• What you are asked to do:
Report all lines from the entries below in which "全国硕士研究生考试" appears.

Dataset entries:

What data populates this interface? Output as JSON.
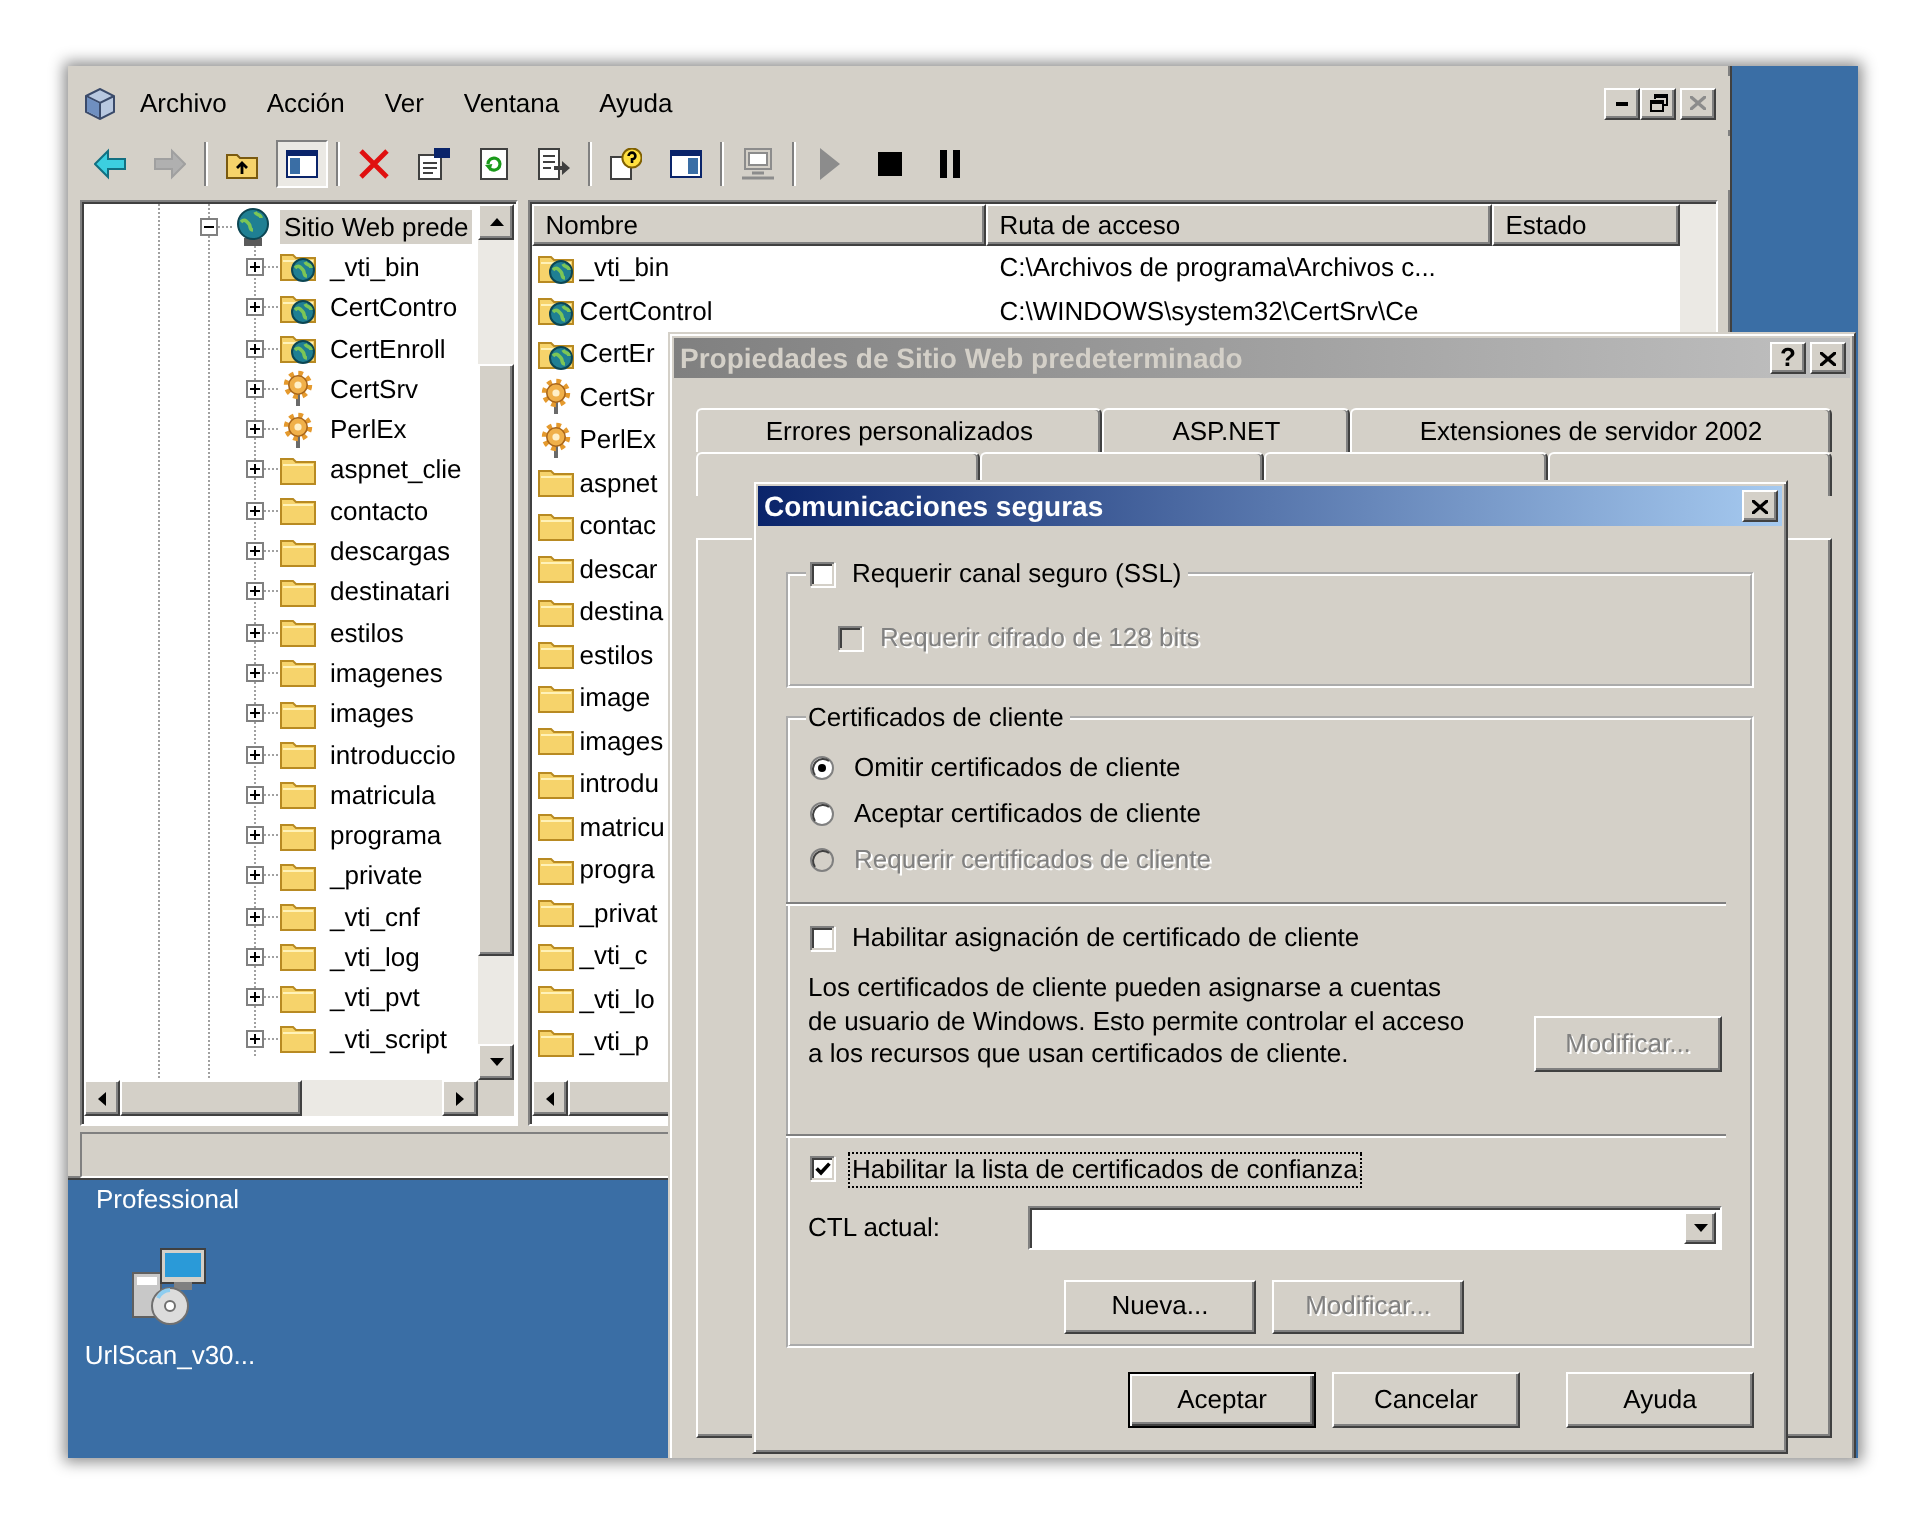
{
  "console": {
    "menus": [
      "Archivo",
      "Acción",
      "Ver",
      "Ventana",
      "Ayuda"
    ],
    "window_controls": [
      {
        "kind": "minimize",
        "disabled": false
      },
      {
        "kind": "restore",
        "disabled": false
      },
      {
        "kind": "close",
        "disabled": true
      }
    ],
    "toolbar": [
      [
        {
          "kind": "back",
          "disabled": false,
          "pressed": false
        },
        {
          "kind": "forward",
          "disabled": true,
          "pressed": false
        }
      ],
      [
        {
          "kind": "up",
          "disabled": false,
          "pressed": false
        },
        {
          "kind": "tree",
          "disabled": false,
          "pressed": true
        }
      ],
      [
        {
          "kind": "delete",
          "disabled": false,
          "pressed": false
        },
        {
          "kind": "properties",
          "disabled": false,
          "pressed": false
        },
        {
          "kind": "refresh",
          "disabled": false,
          "pressed": false
        },
        {
          "kind": "export",
          "disabled": false,
          "pressed": false
        }
      ],
      [
        {
          "kind": "help",
          "disabled": false,
          "pressed": false
        },
        {
          "kind": "pane",
          "disabled": false,
          "pressed": false
        }
      ],
      [
        {
          "kind": "computer",
          "disabled": true,
          "pressed": false
        }
      ],
      [
        {
          "kind": "play",
          "disabled": true,
          "pressed": false
        },
        {
          "kind": "stop",
          "disabled": false,
          "pressed": false
        },
        {
          "kind": "pause",
          "disabled": false,
          "pressed": false
        }
      ]
    ],
    "tree": {
      "label": "Sitio Web prede",
      "kind": "site",
      "selected": true,
      "expanded": true,
      "children": [
        {
          "label": "_vti_bin",
          "kind": "web",
          "selected": false,
          "expanded": false
        },
        {
          "label": "CertContro",
          "kind": "web",
          "selected": false,
          "expanded": false
        },
        {
          "label": "CertEnroll",
          "kind": "web",
          "selected": false,
          "expanded": false
        },
        {
          "label": "CertSrv",
          "kind": "app",
          "selected": false,
          "expanded": false
        },
        {
          "label": "PerlEx",
          "kind": "app",
          "selected": false,
          "expanded": false
        },
        {
          "label": "aspnet_clie",
          "kind": "folder",
          "selected": false,
          "expanded": false
        },
        {
          "label": "contacto",
          "kind": "folder",
          "selected": false,
          "expanded": false
        },
        {
          "label": "descargas",
          "kind": "folder",
          "selected": false,
          "expanded": false
        },
        {
          "label": "destinatari",
          "kind": "folder",
          "selected": false,
          "expanded": false
        },
        {
          "label": "estilos",
          "kind": "folder",
          "selected": false,
          "expanded": false
        },
        {
          "label": "imagenes",
          "kind": "folder",
          "selected": false,
          "expanded": false
        },
        {
          "label": "images",
          "kind": "folder",
          "selected": false,
          "expanded": false
        },
        {
          "label": "introduccio",
          "kind": "folder",
          "selected": false,
          "expanded": false
        },
        {
          "label": "matricula",
          "kind": "folder",
          "selected": false,
          "expanded": false
        },
        {
          "label": "programa",
          "kind": "folder",
          "selected": false,
          "expanded": false
        },
        {
          "label": "_private",
          "kind": "folder",
          "selected": false,
          "expanded": false
        },
        {
          "label": "_vti_cnf",
          "kind": "folder",
          "selected": false,
          "expanded": false
        },
        {
          "label": "_vti_log",
          "kind": "folder",
          "selected": false,
          "expanded": false
        },
        {
          "label": "_vti_pvt",
          "kind": "folder",
          "selected": false,
          "expanded": false
        },
        {
          "label": "_vti_script",
          "kind": "folder",
          "selected": false,
          "expanded": false
        }
      ]
    },
    "list": {
      "columns": [
        "Nombre",
        "Ruta de acceso",
        "Estado"
      ],
      "rows": [
        {
          "kind": "web",
          "name": "_vti_bin",
          "path": "C:\\Archivos de programa\\Archivos c..."
        },
        {
          "kind": "web",
          "name": "CertControl",
          "path": "C:\\WINDOWS\\system32\\CertSrv\\Ce"
        },
        {
          "kind": "web",
          "name": "CertEr"
        },
        {
          "kind": "app",
          "name": "CertSr"
        },
        {
          "kind": "app",
          "name": "PerlEx"
        },
        {
          "kind": "folder",
          "name": "aspnet"
        },
        {
          "kind": "folder",
          "name": "contac"
        },
        {
          "kind": "folder",
          "name": "descar"
        },
        {
          "kind": "folder",
          "name": "destina"
        },
        {
          "kind": "folder",
          "name": "estilos"
        },
        {
          "kind": "folder",
          "name": "image"
        },
        {
          "kind": "folder",
          "name": "images"
        },
        {
          "kind": "folder",
          "name": "introdu"
        },
        {
          "kind": "folder",
          "name": "matricu"
        },
        {
          "kind": "folder",
          "name": "progra"
        },
        {
          "kind": "folder",
          "name": "_privat"
        },
        {
          "kind": "folder",
          "name": "_vti_c"
        },
        {
          "kind": "folder",
          "name": "_vti_lo"
        },
        {
          "kind": "folder",
          "name": "_vti_p"
        }
      ]
    }
  },
  "desktop": {
    "caption": "Professional",
    "icons": [
      {
        "label": "UrlScan_v30..."
      }
    ]
  },
  "properties_dialog": {
    "title": "Propiedades de Sitio Web predeterminado",
    "active": false,
    "help_button": "?",
    "tab_rows": [
      [
        {
          "label": "Errores personalizados",
          "selected": false
        },
        {
          "label": "ASP.NET",
          "selected": false
        },
        {
          "label": "Extensiones de servidor 2002",
          "selected": false
        }
      ],
      [
        {
          "selected": false
        },
        {
          "selected": false
        },
        {
          "selected": false
        },
        {
          "selected": false
        }
      ]
    ]
  },
  "secure_dialog": {
    "title": "Comunicaciones seguras",
    "active": true,
    "ssl": {
      "label": "Requerir canal seguro (SSL)",
      "checked": false,
      "disabled": false
    },
    "cipher": {
      "label": "Requerir cifrado de 128 bits",
      "checked": false,
      "disabled": true
    },
    "client_certificates": {
      "title": "Certificados de cliente",
      "options": [
        {
          "label": "Omitir certificados de cliente",
          "selected": true,
          "disabled": false
        },
        {
          "label": "Aceptar certificados de cliente",
          "selected": false,
          "disabled": false
        },
        {
          "label": "Requerir certificados de cliente",
          "selected": false,
          "disabled": true
        }
      ]
    },
    "mapping": {
      "label": "Habilitar asignación de certificado de cliente",
      "checked": false,
      "disabled": false
    },
    "mapping_text": "Los certificados de cliente pueden asignarse a cuentas\nde usuario de Windows. Esto permite controlar el acceso\na los recursos que usan certificados de cliente.",
    "mapping_button": {
      "label": "Modificar...",
      "disabled": true
    },
    "ctl": {
      "label": "Habilitar la lista de certificados de confianza",
      "checked": true,
      "disabled": false,
      "focused": true
    },
    "ctl_field": {
      "label": "CTL actual:"
    },
    "ctl_buttons": [
      {
        "label": "Nueva...",
        "disabled": false
      },
      {
        "label": "Modificar...",
        "disabled": true
      }
    ],
    "buttons": [
      {
        "label": "Aceptar",
        "default": true
      },
      {
        "label": "Cancelar",
        "default": false
      },
      {
        "label": "Ayuda",
        "default": false
      }
    ]
  }
}
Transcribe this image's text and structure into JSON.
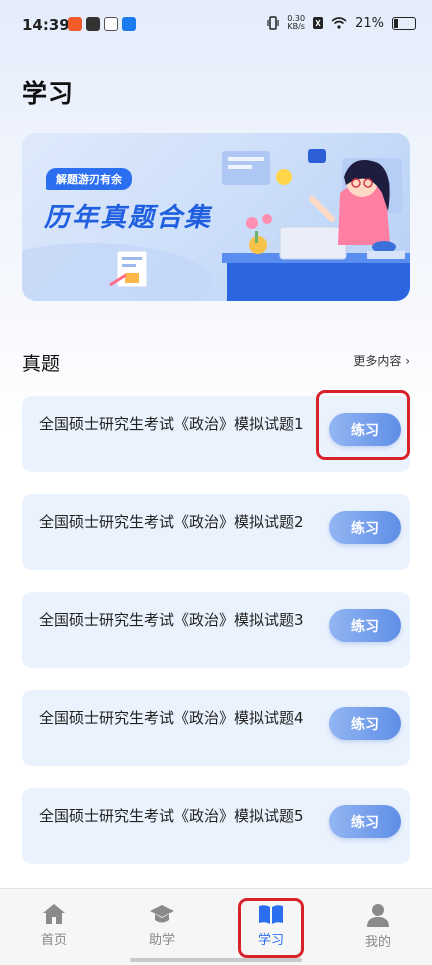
{
  "status_bar": {
    "time": "14:39",
    "net_speed_value": "0.30",
    "net_speed_unit": "KB/s",
    "battery": "21%",
    "app_icon_colors": [
      "#f25c2a",
      "#333333",
      "#555555",
      "#1a7bf0"
    ]
  },
  "page": {
    "title": "学习"
  },
  "banner": {
    "tag": "解题游刃有余",
    "title": "历年真题合集"
  },
  "section": {
    "title": "真题",
    "more_label": "更多内容 ›"
  },
  "items": [
    {
      "title": "全国硕士研究生考试《政治》模拟试题1",
      "button": "练习"
    },
    {
      "title": "全国硕士研究生考试《政治》模拟试题2",
      "button": "练习"
    },
    {
      "title": "全国硕士研究生考试《政治》模拟试题3",
      "button": "练习"
    },
    {
      "title": "全国硕士研究生考试《政治》模拟试题4",
      "button": "练习"
    },
    {
      "title": "全国硕士研究生考试《政治》模拟试题5",
      "button": "练习"
    }
  ],
  "tabs": [
    {
      "label": "首页",
      "icon": "home-icon",
      "active": false
    },
    {
      "label": "助学",
      "icon": "graduation-cap-icon",
      "active": false
    },
    {
      "label": "学习",
      "icon": "book-icon",
      "active": true
    },
    {
      "label": "我的",
      "icon": "user-icon",
      "active": false
    }
  ],
  "colors": {
    "accent": "#2b6ef0",
    "highlight": "#d8222a",
    "card_bg": "#eaf2fd"
  }
}
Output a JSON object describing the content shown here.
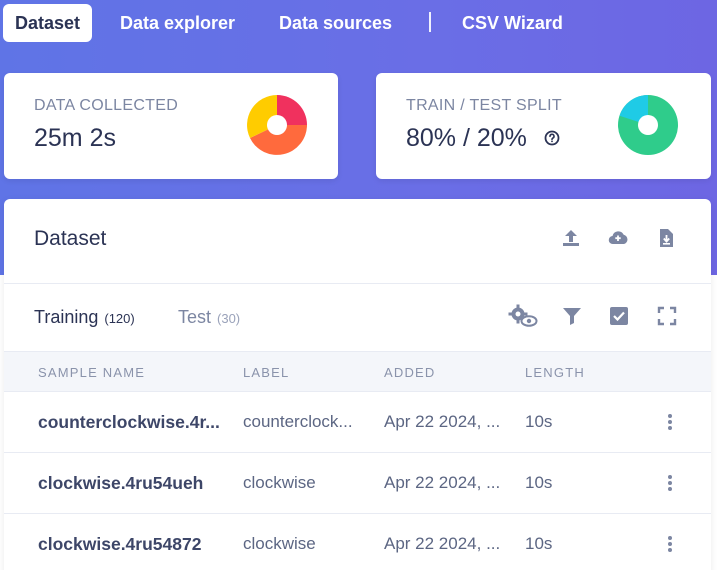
{
  "nav": {
    "tabs": [
      {
        "label": "Dataset",
        "active": true
      },
      {
        "label": "Data explorer",
        "active": false
      },
      {
        "label": "Data sources",
        "active": false
      },
      {
        "label": "CSV Wizard",
        "active": false
      }
    ]
  },
  "stats": {
    "data_collected": {
      "label": "DATA COLLECTED",
      "value": "25m 2s",
      "chart_icon": "pie-chart-icon",
      "colors": [
        "#f0315e",
        "#ff6a3d",
        "#ffcc00"
      ]
    },
    "train_test_split": {
      "label": "TRAIN / TEST SPLIT",
      "value": "80% / 20%",
      "help_icon": "question-circle-icon",
      "chart_icon": "pie-chart-icon",
      "colors": [
        "#2fcc8b",
        "#1fcbe6"
      ]
    }
  },
  "panel": {
    "title": "Dataset",
    "actions": [
      "upload-icon",
      "cloud-upload-icon",
      "download-file-icon"
    ],
    "tabs": [
      {
        "name": "Training",
        "count": "(120)",
        "active": true
      },
      {
        "name": "Test",
        "count": "(30)",
        "active": false
      }
    ],
    "tools": [
      "settings-eye-icon",
      "filter-icon",
      "checkbox-icon",
      "fullscreen-icon"
    ],
    "columns": [
      "SAMPLE NAME",
      "LABEL",
      "ADDED",
      "LENGTH"
    ],
    "rows": [
      {
        "name": "counterclockwise.4r...",
        "label": "counterclock...",
        "added": "Apr 22 2024, ...",
        "length": "10s"
      },
      {
        "name": "clockwise.4ru54ueh",
        "label": "clockwise",
        "added": "Apr 22 2024, ...",
        "length": "10s"
      },
      {
        "name": "clockwise.4ru54872",
        "label": "clockwise",
        "added": "Apr 22 2024, ...",
        "length": "10s"
      }
    ]
  }
}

• Response box:
      "title": "全国硕士研究生考试《政治》模拟试题1",
      "title": "全国硕士研究生考试《政治》模拟试题2",
      "title": "全国硕士研究生考试《政治》模拟试题3",
      "title": "全国硕士研究生考试《政治》模拟试题4",
      "title": "全国硕士研究生考试《政治》模拟试题5",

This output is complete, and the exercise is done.